My mother was my first and best teacher. One way she taught me was by precept. Like a politician, she developed a few core messages that she repeated tirelessly in our calls: Don’t get cocky. Remember basic decency. Think from animal’s point of view.
Don’t get cocky and Remember basic decency grew out of my years in politics. For years, she scrutinized all my public speeches and TV appearances to see if I exuded integrity – basic decency – rather than cynical cleverness. Think from animal’s point of view came at the end of an argument we’d had. You need to see things from my point of view, she said. Or a friend’s point of view, an opponent’s, a tree’s, an animal’s.
But maybe the most important way my mother taught me is by letting me teach her. When my dad died suddenly in 1991, I became her workplace coach. She had moved to the DC suburbs to be closer to me. Her unit of IBM got acquired twice over and she ended up as an employee of Lockheed Martin. She liked her work because she got to do global business development. But in many ways, with her artist’s spirit and childlike joy, she was the last person you’d expect to find working at a giant defense contractor.
Yet there she was. She had to figure Lockheed out. She had to work with military men to organize multiteam projects, or communicate in her second language about things in a third language about C4ISR and the like. So in calls and emails I advised her on negotiation or presentation or strategy. This had been the work my father did. They used to sit at the table after supper and talk for hours about her work and his.
I did my best but sometimes got impatient and frustrated. What I couldn’t see at the time is that by asking for help at all, by putting me in the role of coach, she was showing me how to become the kind, perceptive teacher Dad was. Of course, she didn’t put me in this position. Circumstance did. But to make the best of circumstance, she had to yield. She had to set aside pride, depend on my help, and show me how to help her.
This pattern held to the last weeks of her life, when she taught me how to let her go. How to trust her sense of things. How to stop pressuring her to eat more, get up more, move more, which was all about what I wished might still happen and not what she, to whom I was supposed to be giving care, truly needed. “Stop arguing,” she said to me in early March. I finally heard her. From then on, most of what we said to each other was Thank you and I love you and You’ve brought me so much happiness.
During the 16 months at her condo, Mom collected colorful paper and pretty images from magazines. She had plans for a collage. Another unfinished work was the story she wanted to write about the cancer chapter of her life. She was going to record impressions that Olivia could transcribe, and call it Autumn Sonata. So that’s what I’ve titled this collage that I’ve made today, this set of six patterns to remember and celebrate what was wondrous about my mom Julia Liu: her enthusiasm and adaptability, her sense of beauty and intuition, her insatiable curiosity and her wisdom as a teacher.

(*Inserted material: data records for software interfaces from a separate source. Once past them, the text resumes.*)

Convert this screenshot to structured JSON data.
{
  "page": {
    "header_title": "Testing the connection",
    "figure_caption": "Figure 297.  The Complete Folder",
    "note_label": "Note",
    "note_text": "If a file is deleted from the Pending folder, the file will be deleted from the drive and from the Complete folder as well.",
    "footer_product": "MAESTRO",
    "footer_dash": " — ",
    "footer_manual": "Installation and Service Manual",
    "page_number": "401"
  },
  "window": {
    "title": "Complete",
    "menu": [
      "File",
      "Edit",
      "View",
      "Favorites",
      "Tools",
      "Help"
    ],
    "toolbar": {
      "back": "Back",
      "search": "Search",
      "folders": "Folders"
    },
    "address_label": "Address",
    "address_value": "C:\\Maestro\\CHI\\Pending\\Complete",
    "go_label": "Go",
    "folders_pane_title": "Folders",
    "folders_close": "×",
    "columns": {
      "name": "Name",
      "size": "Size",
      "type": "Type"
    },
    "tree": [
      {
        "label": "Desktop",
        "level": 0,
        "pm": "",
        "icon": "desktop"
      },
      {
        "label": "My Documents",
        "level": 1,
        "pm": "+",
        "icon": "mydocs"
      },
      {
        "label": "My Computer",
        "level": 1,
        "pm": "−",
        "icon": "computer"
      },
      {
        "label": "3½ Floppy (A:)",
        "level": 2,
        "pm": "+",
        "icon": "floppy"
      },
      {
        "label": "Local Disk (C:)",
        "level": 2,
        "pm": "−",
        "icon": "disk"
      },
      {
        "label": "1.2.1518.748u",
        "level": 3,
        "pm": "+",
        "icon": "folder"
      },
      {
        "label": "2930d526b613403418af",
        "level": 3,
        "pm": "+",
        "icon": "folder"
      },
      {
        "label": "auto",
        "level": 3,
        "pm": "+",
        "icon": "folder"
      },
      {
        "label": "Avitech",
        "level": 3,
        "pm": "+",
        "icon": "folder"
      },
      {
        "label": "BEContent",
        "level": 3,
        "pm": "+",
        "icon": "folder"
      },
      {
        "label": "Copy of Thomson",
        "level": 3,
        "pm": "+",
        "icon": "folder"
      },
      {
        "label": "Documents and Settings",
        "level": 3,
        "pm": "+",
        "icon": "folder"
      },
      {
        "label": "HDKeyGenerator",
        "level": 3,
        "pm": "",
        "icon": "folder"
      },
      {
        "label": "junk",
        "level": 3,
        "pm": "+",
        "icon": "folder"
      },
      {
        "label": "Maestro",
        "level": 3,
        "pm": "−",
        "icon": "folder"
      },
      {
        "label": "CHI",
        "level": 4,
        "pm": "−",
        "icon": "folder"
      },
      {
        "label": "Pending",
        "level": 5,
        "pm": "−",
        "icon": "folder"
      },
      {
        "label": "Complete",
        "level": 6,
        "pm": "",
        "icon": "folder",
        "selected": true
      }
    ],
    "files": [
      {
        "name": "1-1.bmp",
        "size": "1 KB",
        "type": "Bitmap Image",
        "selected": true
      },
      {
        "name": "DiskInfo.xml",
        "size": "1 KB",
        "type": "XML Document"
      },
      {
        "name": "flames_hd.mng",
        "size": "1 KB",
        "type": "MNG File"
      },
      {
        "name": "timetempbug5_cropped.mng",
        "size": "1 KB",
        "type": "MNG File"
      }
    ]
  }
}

When the pandemic came, she, Jená, and I became a two-home pod of three. I could no longer take her to physical therapy or to the Y to ride the exercise bike. So we made a home routine that we called PT. Every day after breakfast we stood facing each other, her walker between us, and we did 10 arm lifts outward, 10 forward, 10 arm curls, 10 wrist curls. Throughout, she struggled to hold her head up but her eyes stayed on mine. When we finished, she would catch her breath, and say “pretty good.” Today, mama, I would say more than pretty good. I would say tremendous.